If I had a dollar for every time I had a friend who “didn’t understand” why they were single, who bemoaned that “something must be wrong” with them, I’d easily be halfway out of my student loan debt. That this — the overwhelming concept of “I don’t get what’s wrong with me?!” — is the reason why a person who is single doesn’t have someone to fight with, cry with, kiss good morning and good night and with whom they can share sweet “I love you”s. Granted, if I had a dollar for every time I said it myself, I’d have absolutely no debt to speak of, which is to say that I get it. I do.
It’s easy to bemoan this — to think there’s something “wrong” with us, and therefore to try to find our flaw, because our flaws are the ones we can control, and therefore, the ones we can fix. It’s not so easy to chalk this singleness that society looks upon like such a tragic flaw (even though it isn’t) up to the simple fact that we haven’t met the right person yet. After all, how many people do we meet every day? How many people do we have to meet until we meet the right person? And how many right people are out there, anyway? What if, in the end, we wind up never meeting them?

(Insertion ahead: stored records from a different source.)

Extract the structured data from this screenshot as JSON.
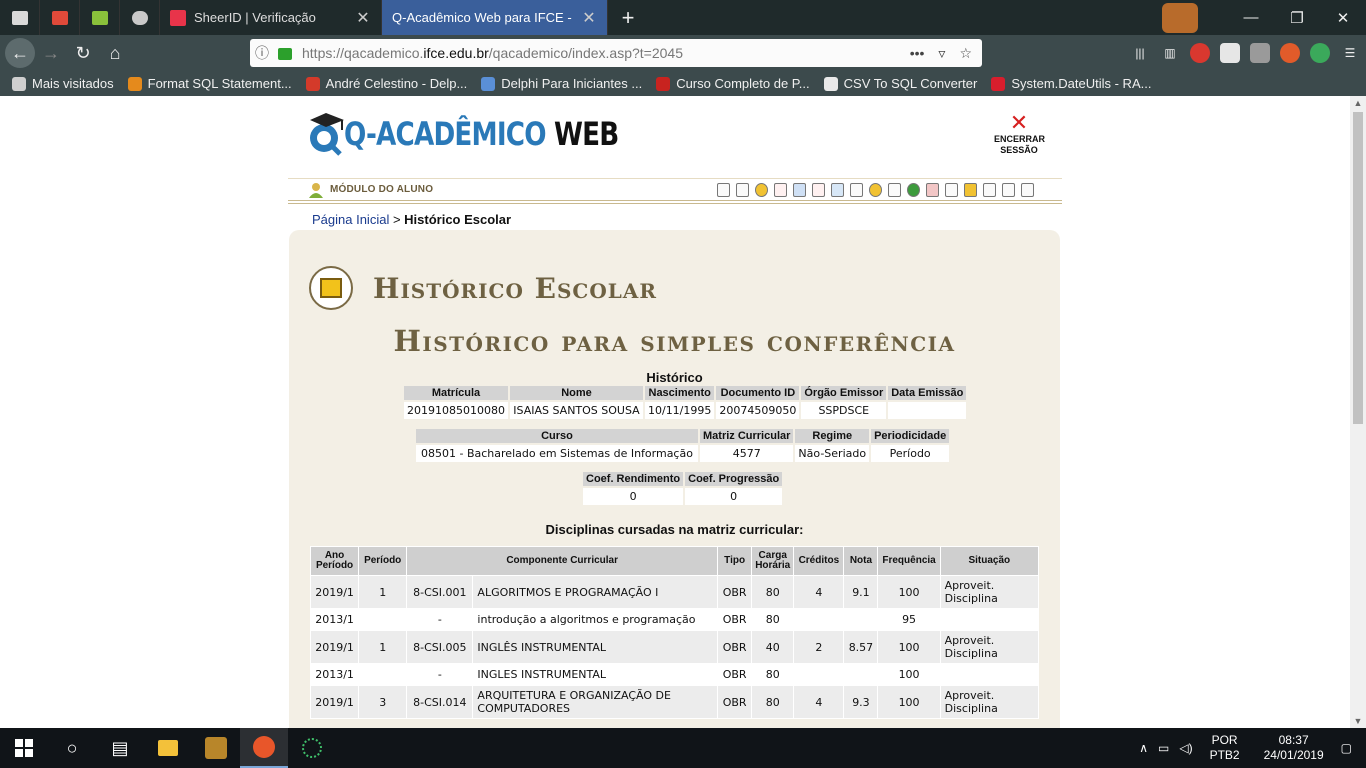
{
  "browser": {
    "tabs": [
      {
        "title": "SheerID | Verificação",
        "close": "✕"
      },
      {
        "title": "Q-Acadêmico Web para IFCE - Hist",
        "close": "✕"
      }
    ],
    "new_tab": "+",
    "url_prefix": "https://qacademico.",
    "url_domain": "ifce.edu.br",
    "url_path": "/qacademico/index.asp?t=2045",
    "bookmarks": [
      {
        "label": "Mais visitados",
        "color": "#cfcfcf"
      },
      {
        "label": "Format SQL Statement...",
        "color": "#e58a1c"
      },
      {
        "label": "André Celestino - Delp...",
        "color": "#d43a2a"
      },
      {
        "label": "Delphi Para Iniciantes ...",
        "color": "#5a8fd6"
      },
      {
        "label": "Curso Completo de P...",
        "color": "#c8231f"
      },
      {
        "label": "CSV To SQL Converter",
        "color": "#e9e9e9"
      },
      {
        "label": "System.DateUtils - RA...",
        "color": "#d81e2d"
      }
    ]
  },
  "header": {
    "logo_part1": "Q-ACADÊMICO",
    "logo_part2": " WEB",
    "logout_line1": "ENCERRAR",
    "logout_line2": "SESSÃO",
    "module_label": "MÓDULO DO ALUNO"
  },
  "breadcrumb": {
    "home": "Página Inicial",
    "separator": " > ",
    "current": "Histórico Escolar"
  },
  "page": {
    "title": "Histórico Escolar",
    "subtitle": "Histórico para simples conferência",
    "section_label": "Histórico",
    "disciplines_label": "Disciplinas cursadas na matriz curricular:"
  },
  "student": {
    "headers": [
      "Matrícula",
      "Nome",
      "Nascimento",
      "Documento ID",
      "Órgão Emissor",
      "Data Emissão"
    ],
    "values": [
      "20191085010080",
      "ISAIAS SANTOS SOUSA",
      "10/11/1995",
      "20074509050",
      "SSPDSCE",
      ""
    ]
  },
  "course": {
    "headers": [
      "Curso",
      "Matriz Curricular",
      "Regime",
      "Periodicidade"
    ],
    "values": [
      "08501 - Bacharelado em Sistemas de Informação",
      "4577",
      "Não-Seriado",
      "Período"
    ]
  },
  "coef": {
    "headers": [
      "Coef. Rendimento",
      "Coef. Progressão"
    ],
    "values": [
      "0",
      "0"
    ]
  },
  "disciplines": {
    "headers": [
      "Ano Período",
      "Período",
      "Componente Curricular",
      "Tipo",
      "Carga Horária",
      "Créditos",
      "Nota",
      "Frequência",
      "Situação"
    ],
    "rows": [
      {
        "ano": "2019/1",
        "periodo": "1",
        "codigo": "8-CSI.001",
        "nome": "ALGORITMOS E PROGRAMAÇÃO I",
        "tipo": "OBR",
        "carga": "80",
        "creditos": "4",
        "nota": "9.1",
        "freq": "100",
        "situacao": "Aproveit. Disciplina"
      },
      {
        "ano": "2013/1",
        "periodo": "",
        "codigo": "-",
        "nome": "introdução a algoritmos e programação",
        "tipo": "OBR",
        "carga": "80",
        "creditos": "",
        "nota": "",
        "freq": "95",
        "situacao": ""
      },
      {
        "ano": "2019/1",
        "periodo": "1",
        "codigo": "8-CSI.005",
        "nome": "INGLÊS INSTRUMENTAL",
        "tipo": "OBR",
        "carga": "40",
        "creditos": "2",
        "nota": "8.57",
        "freq": "100",
        "situacao": "Aproveit. Disciplina"
      },
      {
        "ano": "2013/1",
        "periodo": "",
        "codigo": "-",
        "nome": "INGLES INSTRUMENTAL",
        "tipo": "OBR",
        "carga": "80",
        "creditos": "",
        "nota": "",
        "freq": "100",
        "situacao": ""
      },
      {
        "ano": "2019/1",
        "periodo": "3",
        "codigo": "8-CSI.014",
        "nome": "ARQUITETURA E ORGANIZAÇÃO DE COMPUTADORES",
        "tipo": "OBR",
        "carga": "80",
        "creditos": "4",
        "nota": "9.3",
        "freq": "100",
        "situacao": "Aproveit. Disciplina"
      }
    ]
  },
  "taskbar": {
    "lang_line1": "POR",
    "lang_line2": "PTB2",
    "time": "08:37",
    "date": "24/01/2019"
  }
}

But to ask what’s wrong with you, why you’re single, if there’s a curse or a plague that’s keeping you from living happily ever after, you’re asking the wrong questions.
The fact of the matter is, your singleness has little to do with things being wrong, and everything to do with the fact that maybe — just maybe — being single is right for your life in the right now.
Sure, sometimes there are things that we need to work on — but never for the sake of anyone else. There are things we do that are counterproductive to dating, let alone being in a relationship. There are the late nights at the office, the self-fulfilling prophecies, the commitment fears, the aversion. We all do things to sabotage our own chances for happiness, in part because sometimes we don’t know if we even deserve it to begin with. And so we stall and avoid and create problems for ourselves. We have our issues, and we have things that we need to work on.
But that doesn’t necessarily mean that something is inherently wrong with us.
Because the first step to having a solid relationship with anyone involves having a solid relationship with yourself. And if you try to change yourself for the sake of someone else, those habits will never stick. They’ll be less genuine. Something will fall through.
The fact of the matter is, it’s much easier to craft a solid relationship with yourself when you’re single — which is not to say that you can’t work on yourself while you’re in a relationship, because you can, and sometimes, your partner can help you along. But we’re humans, and humans like things easy. It’s why we like to ask what’s wrong with us in the first place — because it’s the easy way out. The flipside to this desire to have everything come easy — the way to make what society likes to call a flaw actually work to your benefit — lies in the fact that it’s easy to learn to have a solid relationship with yourself, to know who you are without anyone else tangled up in the stuff that makes up your sense of who you are, and what you want and stand for. In that that sense, then, that singleness can be necessary. Singleness is something we all have to go through, at one point or another, after all.
If you want to know why you haven’t found the right person yet, ask yourself what you can do to increase your chances of meeting someone. If you want to know why you shy away the minute someone shows reciprocal interest, hash it out and try to get down to the bottom of why you fear that commitment. But don’t ask yourself what’s wrong with you — the fact that you think something is wrong is, more often than not, the thing that is wrong.
After all, confidence is attractive. And you shouldn’t be fixated on selling yourself short with the idea that something is wrong – focus instead on all the things you’re doing right.